The overall low birth weight (LBW) prevalence rate for the gold standard digital scale was 28.1% (511/1820). Sensitivity (93.7%) and specificity (97.6%) of the test device was high compared to LBW classifications based on digital weight measurements. Classification of infants into the <2000 g category was 5.0% and 4.7% for the gold standard and test device, respectively. Sensitivity and specificity of the test device in identifying infants <2000 g was 87.8% and 99.6%, respectively. Positive predictive values were high (>91%) for both weight categories
Conclusions
This low cost, simple‐to‐use device classified infants into weight categories with a high degree of consistency and accuracy that exceeds that of surrogate measures. This new device is useful for identifying and targeting life saving interventions for LBW, high risk infants in settings where infants are born in the home and conventional weighing scales are unavailable.
doi:10.1136/adc.2005.088781

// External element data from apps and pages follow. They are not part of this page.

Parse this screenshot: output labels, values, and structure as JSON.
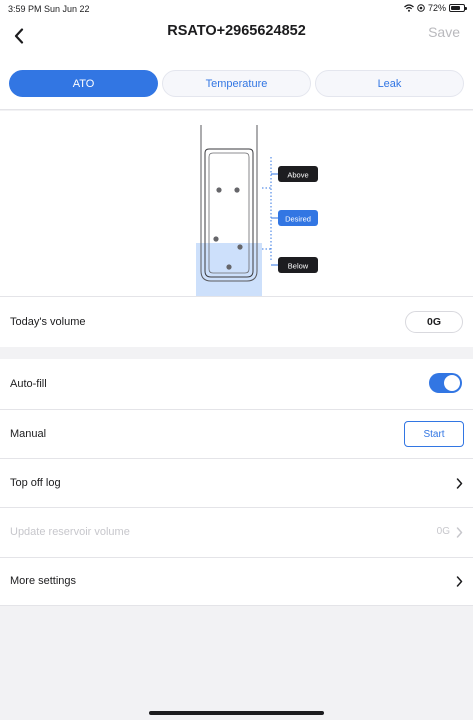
{
  "status_bar": {
    "time_date": "3:59 PM   Sun Jun 22",
    "battery": "72%"
  },
  "nav": {
    "title": "RSATO+2965624852",
    "save_label": "Save"
  },
  "tabs": [
    {
      "label": "ATO",
      "active": true
    },
    {
      "label": "Temperature",
      "active": false
    },
    {
      "label": "Leak",
      "active": false
    }
  ],
  "diagram": {
    "above_label": "Above",
    "desired_label": "Desired",
    "below_label": "Below"
  },
  "volume": {
    "label": "Today's volume",
    "value": "0G"
  },
  "settings": {
    "autofill": {
      "label": "Auto-fill",
      "on": true
    },
    "manual": {
      "label": "Manual",
      "button_label": "Start"
    },
    "topoff_log": {
      "label": "Top off log"
    },
    "update_reservoir": {
      "label": "Update reservoir volume",
      "value": "0G",
      "disabled": true
    },
    "more_settings": {
      "label": "More settings"
    }
  },
  "colors": {
    "accent": "#3276e3",
    "dark_tag": "#1d1d20",
    "water": "#cde0fb"
  }
}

PMCID: PMC2082743  PMID: 16464960
low birth weight; neonatal; scale; sensitivity; specificity; validity
3.  A low cost, colour coded, hand held spring scale accurately categorises birth weight in low resource settings 
Archives of disease in childhood  2006;91(5):410-413.
Aims
To determine the accuracy of a low cost, spring calibrated, hand held scale in classifying newborns into three weight categories (>2500 g, 2000−2499 g, ,2000 g).
Methods
The test device was compared to a gold standard digital baby scale with precision to 2 g. In Sarlahi district, Nepal, 1890 newborns were eligible for the study. Measurements were collected for both the test device and the digital scale from 1820 (96.3%) newborns.
Results
The overall low birth weight (LBW) prevalence rate for the gold standard digital scale was 28.1% (511/1820). Sensitivity (93.7%) and specificity (97.6%) of the test device was high compared to LBW classifications based on digital weight measurements. Classification of infants into the ,2000 g category was 5.0% and 4.7% for the gold standard and test device, respectively. Sensitivity and specificity of the test device in identifying infants ,2000 g was 87.8% and 99.6%, respectively. Positive predictive values were high (.91%) for both weight categories
Conclusions
This low cost, simple-to-use device classified infants into weight categories with a high degree of consistency and accuracy that exceeds that of surrogate measures. This new device is useful for identifying and targeting life saving interventions for LBW, high risk infants in settings where infants are born in the home and conventional weighing scales are unavailable.
doi:10.1136/adc.2005.088781
PMCID: PMC2082743  PMID: 16464960
4.  Blood pressure centiles for Great Britain 
Archives of Disease in Childhood  2006;92(4):298-303.
Objective:
To produce representative cross-sectional blood pressure reference centiles for children and young people living in Great Britain.
Design:
Analysis of blood pressure data from seven nationally representative surveys: Health Surveys for England 1995–8, Scottish Health Surveys 1995 and 1998, and National Diet & Nutrition Survey 1997.
Methods:
Blood pressure was measured using the Dinamap 8100 with the same protocol throughout. Weight and height were also measured. Data for 11 364 males and 11 537 females aged 4–23 years were included in the analysis, after excluding 0.3% missing or outlying data. Centiles were derived for systolic, diastolic, mean arterial and pulse pressure using the lambda-mu-sigma (LMS) equations method.
Results:
Blood pressure in the two sexes was similar in childhood, rising progressively with age and more rapidly during puberty. Systolic pressure rose faster and was appreciably higher in adult men than in adult women. After adjustment for age, blood pressure was related more to weight than height, the effect being stronger for systolic blood pressure. Pulse pressure peaked at 18 years in males and 16 years in females.
Conclusions:
These centiles increase our knowledge of blood pressure norms in contemporary British children and young people. High blood pressure for age should be defined as blood pressure above the 98th centile, and high-normal blood pressure for age as blood pressure between the 91st and 98th centiles. The centiles identify children and young people with increased blood pressure, and will be of benefit to both clinical practice and research.
doi:10.1136/adc.2005.081216
PMCID: PMC2083671  PMID: 16905566

Results 1-4 (4)